The business end of a brothel raided May 12 on Grant Avenue is very similar to one broken up in February on Lomond Drive, but police have yet to find any solid evidence connecting the two, Manassas City police said.
The Grant Avenue house also may be linked to other prostitution houses operating in the Manassas area, said Lt. Robert Bagshaw, head of the Manassas city police department’s vice narcotics division.
“Both of these houses had similar business operations, such as how they collected money and managed the house,” Bagshaw said. “We have no concrete evidence to support that the same employees were working at each place, but there were definitely similarities.”
A vice/narcotics task force made up of officers from the Manassas, Manassas Park and Prince William County police departments, arrested three women and two men at a home at 9633 Grant Ave., near the Georgetown South development.
In February, Prince William County police arrested three prostitutes, including a juvenile and the home’s owner, at a house on Lomond Drive, less than two miles from Stonewall Middle School. At the corner of the home’s yard was a school bus stop.
In both houses, the owners brought girls from the New York City area.
An affidavit for a search warrant at the Lomond Drive address said a man named “Flaco” brought girls from New Jersey every Monday.
In the recent raid, one of the women was from Brooklyn and another was from Gaithersburg, Md. The third woman, who gave police false information, is also believed to be from the New York area, police said.
“These places can be hard to track down,” Bagshaw said. “Sometimes we just stumble into them.”
Bagshaw said that a few years ago city police raided a brothel and ended up finding two others which were handling the overflow of customers.
Bagshaw said that these houses, including the one on Grant Avenue, only serve Hispanic males and that if someone of another race comes to the door, they will be turned away.

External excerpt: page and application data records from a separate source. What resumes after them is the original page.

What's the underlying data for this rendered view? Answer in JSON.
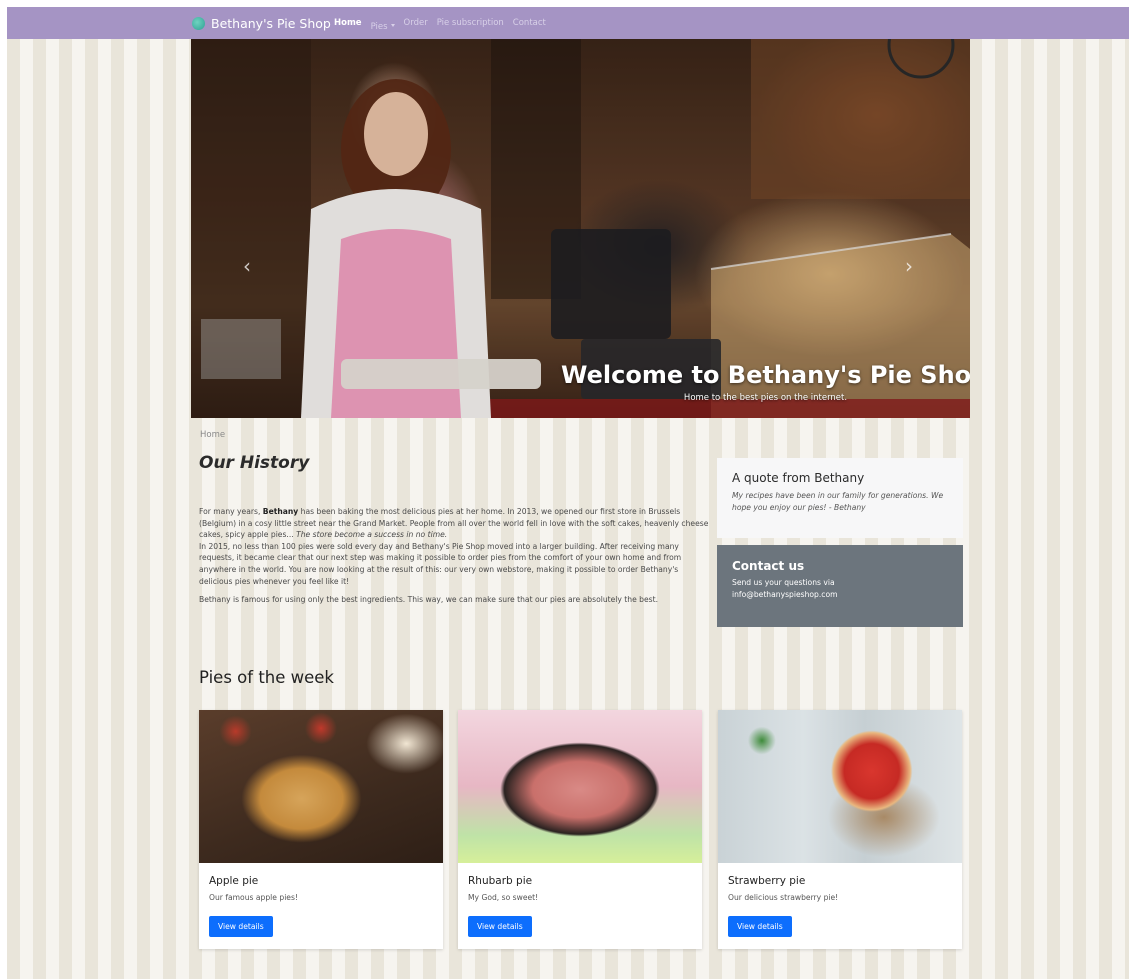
{
  "brand": {
    "name": "Bethany's Pie Shop"
  },
  "nav": {
    "items": [
      {
        "label": "Home"
      },
      {
        "label": "Pies"
      },
      {
        "label": "Order"
      },
      {
        "label": "Pie subscription"
      },
      {
        "label": "Contact"
      }
    ]
  },
  "hero": {
    "title": "Welcome to Bethany's Pie Shop",
    "subtitle": "Home to the best pies on the internet.",
    "slides_count": 3,
    "active_slide": 1
  },
  "breadcrumb": {
    "current": "Home"
  },
  "history": {
    "title": "Our History",
    "p1_a": "For many years, ",
    "p1_b": "Bethany",
    "p1_c": " has been baking the most delicious pies at her home. In 2013, we opened our first store in Brussels (Belgium) in a cosy little street near the Grand Market. People from all over the world fell in love with the soft cakes, heavenly cheese cakes, spicy apple pies... ",
    "p1_i": "The store become a success in no time.",
    "p2": "In 2015, no less than 100 pies were sold every day and Bethany's Pie Shop moved into a larger building. After receiving many requests, it became clear that our next step was making it possible to order pies from the comfort of your own home and from anywhere in the world. You are now looking at the result of this: our very own webstore, making it possible to order Bethany's delicious pies whenever you feel like it!",
    "p3": "Bethany is famous for using only the best ingredients. This way, we can make sure that our pies are absolutely the best."
  },
  "quote": {
    "title": "A quote from Bethany",
    "text": "My recipes have been in our family for generations. We hope you enjoy our pies! - Bethany"
  },
  "contact": {
    "title": "Contact us",
    "line1": "Send us your questions via",
    "email": "info@bethanyspieshop.com"
  },
  "pies_week": {
    "title": "Pies of the week",
    "items": [
      {
        "name": "Apple pie",
        "description": "Our famous apple pies!",
        "button": "View details"
      },
      {
        "name": "Rhubarb pie",
        "description": "My God, so sweet!",
        "button": "View details"
      },
      {
        "name": "Strawberry pie",
        "description": "Our delicious strawberry pie!",
        "button": "View details"
      }
    ]
  },
  "colors": {
    "navbar": "#a594c4",
    "primary_button": "#0d6efd",
    "contact_card": "#6c757d"
  }
}
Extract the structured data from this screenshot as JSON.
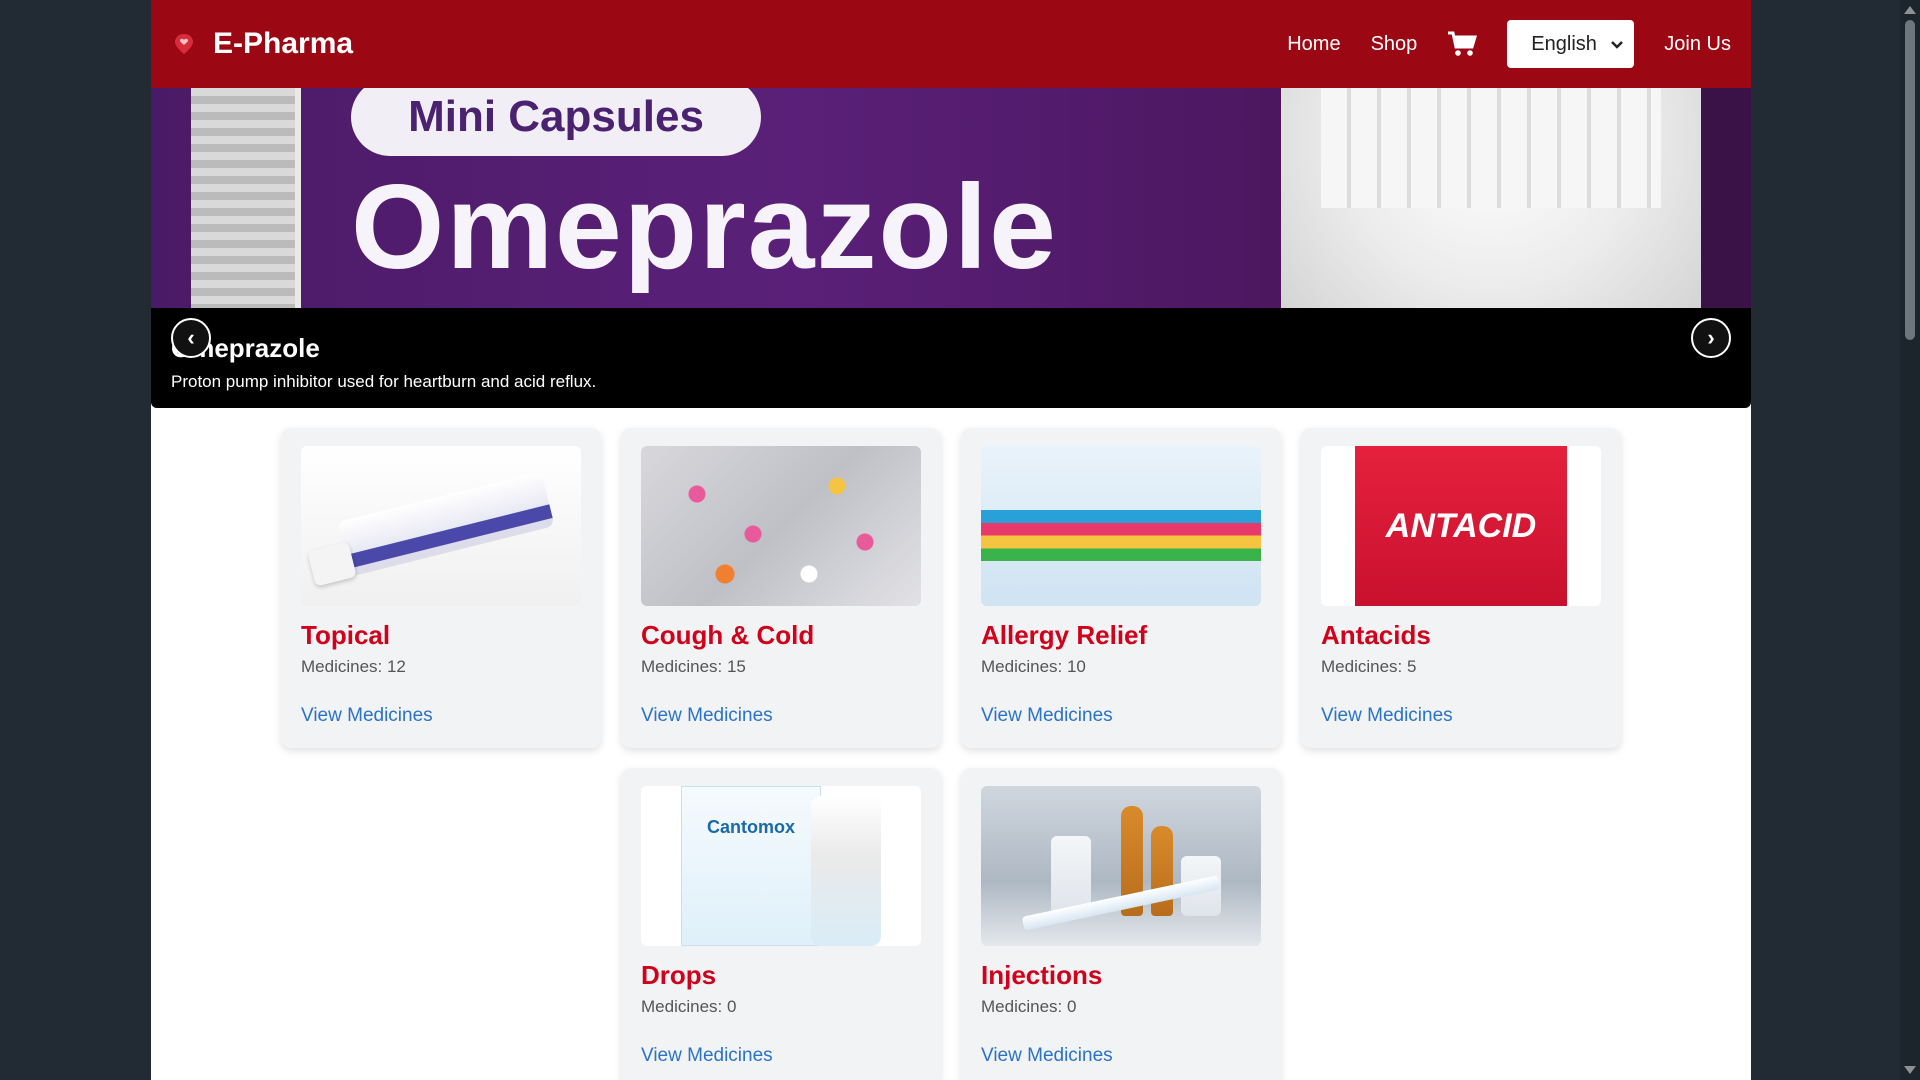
{
  "colors": {
    "navbar": "#9c0714",
    "backdrop": "#222b33",
    "card_title": "#d0021b",
    "link": "#2a73c7",
    "caption_bg": "#000000"
  },
  "navbar": {
    "brand": "E-Pharma",
    "logo_icon": "heart-pin-icon",
    "links": {
      "home": "Home",
      "shop": "Shop",
      "join": "Join Us"
    },
    "cart_icon": "shopping-cart-icon",
    "language": {
      "selected": "English",
      "icon": "chevron-down-icon"
    }
  },
  "carousel": {
    "image_text_top": "Mini Capsules",
    "image_text_main": "Omeprazole",
    "title": "Omeprazole",
    "description": "Proton pump inhibitor used for heartburn and acid reflux.",
    "prev": "‹",
    "next": "›"
  },
  "categories": [
    {
      "name": "Topical",
      "count": "Medicines: 12",
      "link": "View Medicines"
    },
    {
      "name": "Cough & Cold",
      "count": "Medicines: 15",
      "link": "View Medicines"
    },
    {
      "name": "Allergy Relief",
      "count": "Medicines: 10",
      "link": "View Medicines"
    },
    {
      "name": "Antacids",
      "count": "Medicines: 5",
      "link": "View Medicines"
    },
    {
      "name": "Drops",
      "count": "Medicines: 0",
      "link": "View Medicines"
    },
    {
      "name": "Injections",
      "count": "Medicines: 0",
      "link": "View Medicines"
    }
  ],
  "image_labels": {
    "antacid_box": "ANTACID",
    "drops_box": "Cantomox"
  }
}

“Most of these young men are here working and have trouble meeting women,” Bagshaw said. “Most of the women who are here are already married, so these men resort to other means.”
In an affidavit for a search warrant filed May 12 in Prince William County Circuit Court, a detective with the Manassas Park police department wrote that he and other officers saw several men going into and out of the house April 11.
The men would go to a rear door of the house and enter the home. Roughly 30 minutes later they would leave. The house is believed to have done business Wednesday through Sunday night.
All of this was news to neighbor Carlos Quintana, who lives two houses away.
“I never saw anything until the cops showed up,” Quintana said. “I had no idea that it was going on.”